What is the difference between jail and prison?
Jails and prisons are similar in that they are both used to incarcerate people. But they really serve different functions.
A prison houses inmates who have already been sentenced and have received a sentence of more than one-year incarceration. Around the courthouse, you might hear people talking about doing “a year and a day.” The “day” is what causes you to do your time in a prison, rather than a jail.
Jail is for people who have been arrested, but not convicted and who have not been able to make bail. It is also for individuals who have been convicted of a crime but have been sentenced to a year or less of incarceration.
Different consequences apply if you serve your time in a prison. For example, if you are released from a prison and commit certain crimes (like robbery, sexual battery, burglary) within three years of your release, you will be subjected to the Prison Releasee Reoffender statute. That statute requires the judge impose the maximum sentence to be served without gained time if you are convicted of any of these enumerated offenses. This law doesn’t apply if you did your time in jail.

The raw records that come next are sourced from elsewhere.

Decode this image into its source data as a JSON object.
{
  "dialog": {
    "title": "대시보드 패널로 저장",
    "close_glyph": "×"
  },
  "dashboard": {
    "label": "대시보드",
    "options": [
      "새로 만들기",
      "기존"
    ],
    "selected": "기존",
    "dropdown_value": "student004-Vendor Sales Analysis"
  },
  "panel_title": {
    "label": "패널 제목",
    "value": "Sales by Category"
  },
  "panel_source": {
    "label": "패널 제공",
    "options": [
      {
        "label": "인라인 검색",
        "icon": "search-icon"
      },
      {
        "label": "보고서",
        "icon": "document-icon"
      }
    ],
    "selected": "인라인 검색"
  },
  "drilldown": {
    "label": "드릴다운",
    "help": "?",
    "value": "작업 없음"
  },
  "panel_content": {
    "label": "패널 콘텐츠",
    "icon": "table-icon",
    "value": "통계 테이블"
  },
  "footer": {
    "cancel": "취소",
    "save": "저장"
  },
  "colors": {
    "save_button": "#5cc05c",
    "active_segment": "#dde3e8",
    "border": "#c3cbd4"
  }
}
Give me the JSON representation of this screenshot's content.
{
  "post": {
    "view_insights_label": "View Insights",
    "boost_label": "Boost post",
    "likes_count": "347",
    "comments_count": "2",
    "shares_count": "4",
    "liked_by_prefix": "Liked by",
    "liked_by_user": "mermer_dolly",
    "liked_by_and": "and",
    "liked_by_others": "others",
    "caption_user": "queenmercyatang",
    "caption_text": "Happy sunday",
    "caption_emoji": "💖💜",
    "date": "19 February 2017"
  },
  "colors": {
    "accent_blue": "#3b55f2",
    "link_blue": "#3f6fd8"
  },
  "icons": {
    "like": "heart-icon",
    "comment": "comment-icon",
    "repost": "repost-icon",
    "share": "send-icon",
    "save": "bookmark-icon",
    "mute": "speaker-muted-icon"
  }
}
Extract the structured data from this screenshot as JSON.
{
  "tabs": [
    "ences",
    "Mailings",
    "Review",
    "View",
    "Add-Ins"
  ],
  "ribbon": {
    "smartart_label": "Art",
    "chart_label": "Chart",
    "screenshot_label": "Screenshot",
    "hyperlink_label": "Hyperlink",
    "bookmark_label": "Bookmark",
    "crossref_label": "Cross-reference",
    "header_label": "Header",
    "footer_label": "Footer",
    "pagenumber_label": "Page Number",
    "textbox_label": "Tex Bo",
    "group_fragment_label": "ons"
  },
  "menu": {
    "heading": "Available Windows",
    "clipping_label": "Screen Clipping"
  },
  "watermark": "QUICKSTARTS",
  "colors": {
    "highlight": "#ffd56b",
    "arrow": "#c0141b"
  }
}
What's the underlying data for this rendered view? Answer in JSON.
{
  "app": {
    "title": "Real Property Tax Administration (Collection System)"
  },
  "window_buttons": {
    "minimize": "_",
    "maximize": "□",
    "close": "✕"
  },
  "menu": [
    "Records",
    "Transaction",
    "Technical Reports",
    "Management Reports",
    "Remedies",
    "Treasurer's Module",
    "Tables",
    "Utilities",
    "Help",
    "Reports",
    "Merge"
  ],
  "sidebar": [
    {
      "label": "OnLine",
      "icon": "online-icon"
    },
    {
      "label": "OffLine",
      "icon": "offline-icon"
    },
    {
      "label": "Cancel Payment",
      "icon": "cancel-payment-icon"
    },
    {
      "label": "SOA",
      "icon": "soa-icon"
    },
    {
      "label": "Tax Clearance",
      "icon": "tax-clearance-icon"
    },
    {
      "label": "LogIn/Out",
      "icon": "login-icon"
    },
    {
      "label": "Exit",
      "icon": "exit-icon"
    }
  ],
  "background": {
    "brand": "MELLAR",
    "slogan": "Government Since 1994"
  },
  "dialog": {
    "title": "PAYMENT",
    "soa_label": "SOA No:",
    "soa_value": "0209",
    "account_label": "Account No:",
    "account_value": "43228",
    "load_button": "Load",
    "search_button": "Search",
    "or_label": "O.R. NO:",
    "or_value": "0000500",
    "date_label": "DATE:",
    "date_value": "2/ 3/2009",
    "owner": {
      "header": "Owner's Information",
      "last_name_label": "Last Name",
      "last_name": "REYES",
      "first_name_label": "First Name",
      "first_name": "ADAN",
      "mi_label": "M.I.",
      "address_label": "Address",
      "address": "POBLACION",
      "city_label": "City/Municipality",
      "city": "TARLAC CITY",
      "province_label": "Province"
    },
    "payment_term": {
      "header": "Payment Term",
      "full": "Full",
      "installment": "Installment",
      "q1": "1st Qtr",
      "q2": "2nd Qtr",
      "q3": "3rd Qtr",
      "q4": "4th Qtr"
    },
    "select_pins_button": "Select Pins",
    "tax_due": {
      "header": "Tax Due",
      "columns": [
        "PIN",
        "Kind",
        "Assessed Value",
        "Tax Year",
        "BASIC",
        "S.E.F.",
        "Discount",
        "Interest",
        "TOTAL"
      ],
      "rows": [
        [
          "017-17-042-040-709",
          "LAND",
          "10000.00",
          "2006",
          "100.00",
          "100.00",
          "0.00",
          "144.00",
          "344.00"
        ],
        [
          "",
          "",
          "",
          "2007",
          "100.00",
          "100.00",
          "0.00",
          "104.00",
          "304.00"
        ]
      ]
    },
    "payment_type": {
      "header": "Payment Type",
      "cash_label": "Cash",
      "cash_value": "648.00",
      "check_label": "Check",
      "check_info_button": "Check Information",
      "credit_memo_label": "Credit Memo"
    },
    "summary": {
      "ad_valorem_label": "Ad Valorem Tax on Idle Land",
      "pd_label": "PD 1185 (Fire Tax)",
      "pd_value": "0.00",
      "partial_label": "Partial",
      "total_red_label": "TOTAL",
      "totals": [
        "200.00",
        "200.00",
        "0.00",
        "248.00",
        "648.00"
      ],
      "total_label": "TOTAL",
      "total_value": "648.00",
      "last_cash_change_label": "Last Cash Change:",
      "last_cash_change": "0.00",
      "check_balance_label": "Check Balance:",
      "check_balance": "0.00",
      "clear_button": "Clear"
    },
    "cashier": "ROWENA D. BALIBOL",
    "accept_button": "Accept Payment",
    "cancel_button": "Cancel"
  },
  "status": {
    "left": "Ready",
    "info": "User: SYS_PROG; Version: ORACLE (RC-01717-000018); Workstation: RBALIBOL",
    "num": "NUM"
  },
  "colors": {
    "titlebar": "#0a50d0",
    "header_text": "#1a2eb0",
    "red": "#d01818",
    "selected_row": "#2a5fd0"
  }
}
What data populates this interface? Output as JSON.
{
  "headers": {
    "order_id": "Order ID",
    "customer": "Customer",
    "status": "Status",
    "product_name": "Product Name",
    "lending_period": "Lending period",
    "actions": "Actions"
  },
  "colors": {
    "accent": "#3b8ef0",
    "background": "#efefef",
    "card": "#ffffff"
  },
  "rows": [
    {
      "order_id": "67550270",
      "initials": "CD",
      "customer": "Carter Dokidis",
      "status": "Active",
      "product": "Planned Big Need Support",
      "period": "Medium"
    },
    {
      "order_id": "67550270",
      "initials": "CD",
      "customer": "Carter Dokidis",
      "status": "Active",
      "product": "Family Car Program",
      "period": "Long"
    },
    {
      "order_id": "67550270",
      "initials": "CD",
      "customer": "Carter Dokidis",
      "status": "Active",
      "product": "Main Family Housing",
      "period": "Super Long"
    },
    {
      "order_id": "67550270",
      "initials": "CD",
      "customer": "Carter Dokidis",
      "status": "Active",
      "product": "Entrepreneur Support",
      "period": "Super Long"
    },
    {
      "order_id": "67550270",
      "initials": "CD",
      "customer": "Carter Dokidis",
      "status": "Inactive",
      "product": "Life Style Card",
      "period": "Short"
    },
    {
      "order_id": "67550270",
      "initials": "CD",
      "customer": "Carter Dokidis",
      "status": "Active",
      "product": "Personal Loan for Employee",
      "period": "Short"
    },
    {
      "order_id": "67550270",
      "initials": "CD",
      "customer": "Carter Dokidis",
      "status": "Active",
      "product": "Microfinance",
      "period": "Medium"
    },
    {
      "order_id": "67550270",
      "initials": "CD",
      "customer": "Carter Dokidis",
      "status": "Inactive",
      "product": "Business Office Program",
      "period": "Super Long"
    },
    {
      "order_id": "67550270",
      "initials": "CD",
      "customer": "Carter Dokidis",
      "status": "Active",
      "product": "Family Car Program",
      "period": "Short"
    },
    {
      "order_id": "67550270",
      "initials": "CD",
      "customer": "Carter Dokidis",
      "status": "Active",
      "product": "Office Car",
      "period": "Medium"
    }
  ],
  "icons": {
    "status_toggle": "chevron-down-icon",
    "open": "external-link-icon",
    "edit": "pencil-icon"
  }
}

Another example can be found in the Jimmy Ryce statute. That law allows the state to have certain sexual offenders civilly committed following a prison sentence if they can show the person has been convicted of a sexually violent offense, and they are set to be released from prison. The Jimmy Ryce law does not apply if you do your time in the county jail.